• _Problem_
Each line below should be repeated exactly as written, with no pictures carried over.

• _Extracted entries_

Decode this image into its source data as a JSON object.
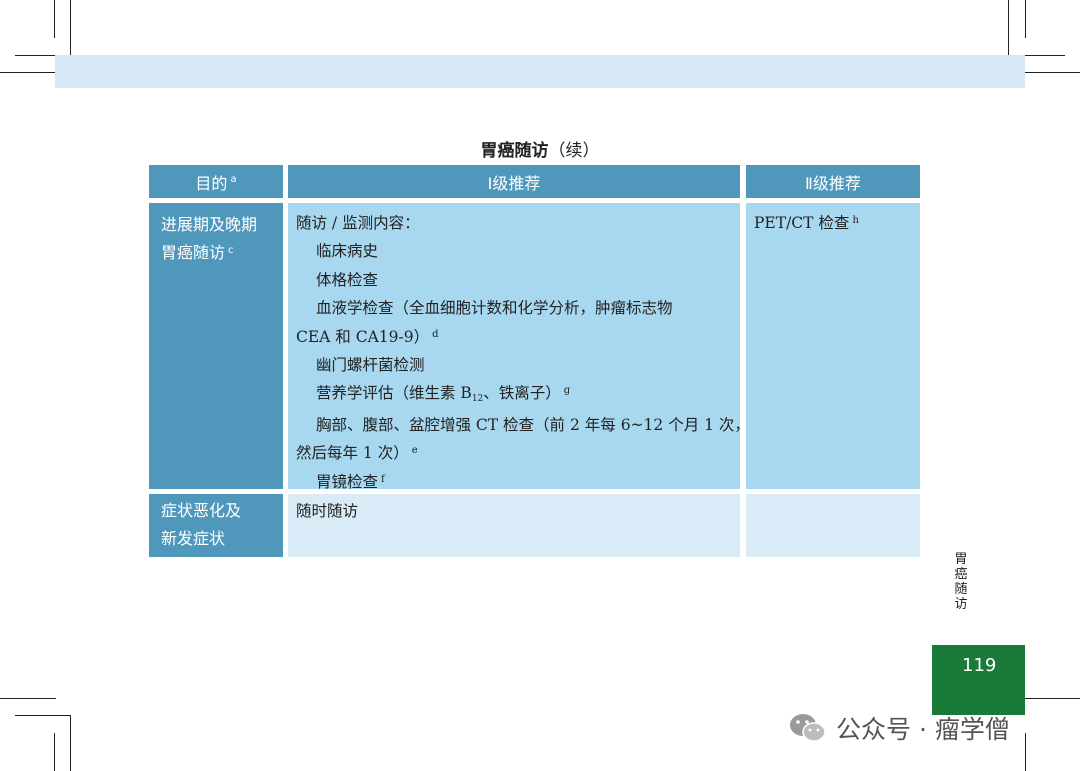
{
  "title": {
    "main": "胃癌随访",
    "suffix": "（续）"
  },
  "table": {
    "headers": {
      "purpose": "目的",
      "purpose_sup": "a",
      "level1": "Ⅰ级推荐",
      "level2": "Ⅱ级推荐"
    },
    "row1": {
      "purpose_line1": "进展期及晚期",
      "purpose_line2": "胃癌随访",
      "purpose_sup": "c",
      "lines": {
        "intro": "随访 / 监测内容：",
        "history": "临床病史",
        "exam": "体格检查",
        "blood_a": "血液学检查（全血细胞计数和化学分析，肿瘤标志物",
        "blood_b": "CEA 和 CA19-9）",
        "blood_sup": "d",
        "hp": "幽门螺杆菌检测",
        "nutrition_a": "营养学评估（维生素 B",
        "nutrition_sub": "12",
        "nutrition_b": "、铁离子）",
        "nutrition_sup": "g",
        "ct_a": "胸部、腹部、盆腔增强 CT 检查（前 2 年每 6~12 个月 1 次，",
        "ct_b": "然后每年 1 次）",
        "ct_sup": "e",
        "endoscopy": "胃镜检查",
        "endoscopy_sup": "f"
      },
      "level2": "PET/CT 检查",
      "level2_sup": "h"
    },
    "row2": {
      "purpose_line1": "症状恶化及",
      "purpose_line2": "新发症状",
      "level1": "随时随访",
      "level2": ""
    }
  },
  "side_label": [
    "胃",
    "癌",
    "随",
    "访"
  ],
  "page_number": "119",
  "watermark": {
    "text": "公众号 · 瘤学僧",
    "icon": "wechat-icon"
  },
  "colors": {
    "header": "#4f98bc",
    "cell_main": "#a8d8f0",
    "cell_light": "#d9ebf6",
    "page_box": "#1a7a3a",
    "band": "#d6e8f5"
  }
}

• _Exercise solution_
Decode this image into its source data as a JSON object.
{
  "title": {
    "main": "胃癌随访",
    "suffix": "（续）"
  },
  "table": {
    "headers": {
      "purpose": "目的",
      "purpose_sup": "a",
      "level1": "Ⅰ级推荐",
      "level2": "Ⅱ级推荐"
    },
    "row1": {
      "purpose_line1": "进展期及晚期",
      "purpose_line2": "胃癌随访",
      "purpose_sup": "c",
      "lines": {
        "intro": "随访 / 监测内容：",
        "history": "临床病史",
        "exam": "体格检查",
        "blood_a": "血液学检查（全血细胞计数和化学分析，肿瘤标志物",
        "blood_b": "CEA 和 CA19-9）",
        "blood_sup": "d",
        "hp": "幽门螺杆菌检测",
        "nutrition_a": "营养学评估（维生素 B",
        "nutrition_sub": "12",
        "nutrition_b": "、铁离子）",
        "nutrition_sup": "g",
        "ct_a": "胸部、腹部、盆腔增强 CT 检查（前 2 年每 6~12 个月 1 次，",
        "ct_b": "然后每年 1 次）",
        "ct_sup": "e",
        "endoscopy": "胃镜检查",
        "endoscopy_sup": "f"
      },
      "level2": "PET/CT 检查",
      "level2_sup": "h"
    },
    "row2": {
      "purpose_line1": "症状恶化及",
      "purpose_line2": "新发症状",
      "level1": "随时随访",
      "level2": ""
    }
  },
  "side_label": [
    "胃",
    "癌",
    "随",
    "访"
  ],
  "page_number": "119",
  "watermark": {
    "text": "公众号 · 瘤学僧",
    "icon": "wechat-icon"
  },
  "colors": {
    "header": "#4f98bc",
    "cell_main": "#a8d8f0",
    "cell_light": "#d9ebf6",
    "page_box": "#1a7a3a",
    "band": "#d6e8f5"
  }
}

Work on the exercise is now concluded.